> _Instructions for the task_
Write out all the data again, exactly.

> _Given information_
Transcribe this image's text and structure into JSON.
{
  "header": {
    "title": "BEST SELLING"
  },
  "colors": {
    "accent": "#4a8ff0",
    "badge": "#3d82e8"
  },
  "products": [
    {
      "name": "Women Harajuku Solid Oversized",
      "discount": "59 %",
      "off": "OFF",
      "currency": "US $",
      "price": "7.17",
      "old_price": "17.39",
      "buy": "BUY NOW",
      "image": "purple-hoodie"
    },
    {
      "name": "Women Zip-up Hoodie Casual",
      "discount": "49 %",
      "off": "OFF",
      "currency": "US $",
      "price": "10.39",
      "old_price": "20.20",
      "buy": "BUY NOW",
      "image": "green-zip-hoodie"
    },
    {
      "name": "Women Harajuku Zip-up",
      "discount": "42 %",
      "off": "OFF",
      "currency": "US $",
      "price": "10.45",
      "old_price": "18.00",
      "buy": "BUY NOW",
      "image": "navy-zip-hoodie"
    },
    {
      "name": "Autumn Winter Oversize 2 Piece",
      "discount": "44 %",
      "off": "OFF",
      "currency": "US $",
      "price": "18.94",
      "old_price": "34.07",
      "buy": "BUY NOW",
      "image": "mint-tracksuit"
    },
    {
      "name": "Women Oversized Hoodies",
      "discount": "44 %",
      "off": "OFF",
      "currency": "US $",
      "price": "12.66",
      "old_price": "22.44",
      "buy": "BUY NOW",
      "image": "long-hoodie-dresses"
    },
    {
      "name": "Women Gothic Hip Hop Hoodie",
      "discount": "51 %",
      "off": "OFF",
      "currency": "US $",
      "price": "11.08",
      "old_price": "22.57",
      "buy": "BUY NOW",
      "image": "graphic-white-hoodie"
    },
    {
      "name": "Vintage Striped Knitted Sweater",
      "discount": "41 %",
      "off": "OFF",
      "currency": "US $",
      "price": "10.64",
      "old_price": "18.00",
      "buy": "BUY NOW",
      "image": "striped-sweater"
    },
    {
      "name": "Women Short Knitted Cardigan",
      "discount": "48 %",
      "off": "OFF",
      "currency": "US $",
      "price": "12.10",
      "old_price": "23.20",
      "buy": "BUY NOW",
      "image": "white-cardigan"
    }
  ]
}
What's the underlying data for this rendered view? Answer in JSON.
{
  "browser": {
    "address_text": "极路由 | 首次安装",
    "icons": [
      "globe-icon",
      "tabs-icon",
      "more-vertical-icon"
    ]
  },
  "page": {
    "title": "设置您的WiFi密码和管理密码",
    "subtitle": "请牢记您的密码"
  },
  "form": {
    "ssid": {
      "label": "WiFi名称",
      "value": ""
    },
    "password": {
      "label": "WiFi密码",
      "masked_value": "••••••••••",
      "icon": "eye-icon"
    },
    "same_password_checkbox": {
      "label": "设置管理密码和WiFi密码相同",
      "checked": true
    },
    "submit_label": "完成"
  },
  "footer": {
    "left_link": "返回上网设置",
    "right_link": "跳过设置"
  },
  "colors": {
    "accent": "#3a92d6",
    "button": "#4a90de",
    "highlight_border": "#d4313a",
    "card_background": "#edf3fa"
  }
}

> _Result_
Transcribe this image's text and structure into JSON.
{
  "header": {
    "title": "BEST SELLING"
  },
  "colors": {
    "accent": "#4a8ff0",
    "badge": "#3d82e8"
  },
  "products": [
    {
      "name": "Women Harajuku Solid Oversized",
      "discount": "59 %",
      "off": "OFF",
      "currency": "US $",
      "price": "7.17",
      "old_price": "17.39",
      "buy": "BUY NOW",
      "image": "purple-hoodie"
    },
    {
      "name": "Women Zip-up Hoodie Casual",
      "discount": "49 %",
      "off": "OFF",
      "currency": "US $",
      "price": "10.39",
      "old_price": "20.20",
      "buy": "BUY NOW",
      "image": "green-zip-hoodie"
    },
    {
      "name": "Women Harajuku Zip-up",
      "discount": "42 %",
      "off": "OFF",
      "currency": "US $",
      "price": "10.45",
      "old_price": "18.00",
      "buy": "BUY NOW",
      "image": "navy-zip-hoodie"
    },
    {
      "name": "Autumn Winter Oversize 2 Piece",
      "discount": "44 %",
      "off": "OFF",
      "currency": "US $",
      "price": "18.94",
      "old_price": "34.07",
      "buy": "BUY NOW",
      "image": "mint-tracksuit"
    },
    {
      "name": "Women Oversized Hoodies",
      "discount": "44 %",
      "off": "OFF",
      "currency": "US $",
      "price": "12.66",
      "old_price": "22.44",
      "buy": "BUY NOW",
      "image": "long-hoodie-dresses"
    },
    {
      "name": "Women Gothic Hip Hop Hoodie",
      "discount": "51 %",
      "off": "OFF",
      "currency": "US $",
      "price": "11.08",
      "old_price": "22.57",
      "buy": "BUY NOW",
      "image": "graphic-white-hoodie"
    },
    {
      "name": "Vintage Striped Knitted Sweater",
      "discount": "41 %",
      "off": "OFF",
      "currency": "US $",
      "price": "10.64",
      "old_price": "18.00",
      "buy": "BUY NOW",
      "image": "striped-sweater"
    },
    {
      "name": "Women Short Knitted Cardigan",
      "discount": "48 %",
      "off": "OFF",
      "currency": "US $",
      "price": "12.10",
      "old_price": "23.20",
      "buy": "BUY NOW",
      "image": "white-cardigan"
    }
  ]
}
What's the underlying data for this rendered view? Answer in JSON.
{
  "browser": {
    "address_text": "极路由 | 首次安装",
    "icons": [
      "globe-icon",
      "tabs-icon",
      "more-vertical-icon"
    ]
  },
  "page": {
    "title": "设置您的WiFi密码和管理密码",
    "subtitle": "请牢记您的密码"
  },
  "form": {
    "ssid": {
      "label": "WiFi名称",
      "value": ""
    },
    "password": {
      "label": "WiFi密码",
      "masked_value": "••••••••••",
      "icon": "eye-icon"
    },
    "same_password_checkbox": {
      "label": "设置管理密码和WiFi密码相同",
      "checked": true
    },
    "submit_label": "完成"
  },
  "footer": {
    "left_link": "返回上网设置",
    "right_link": "跳过设置"
  },
  "colors": {
    "accent": "#3a92d6",
    "button": "#4a90de",
    "highlight_border": "#d4313a",
    "card_background": "#edf3fa"
  }
}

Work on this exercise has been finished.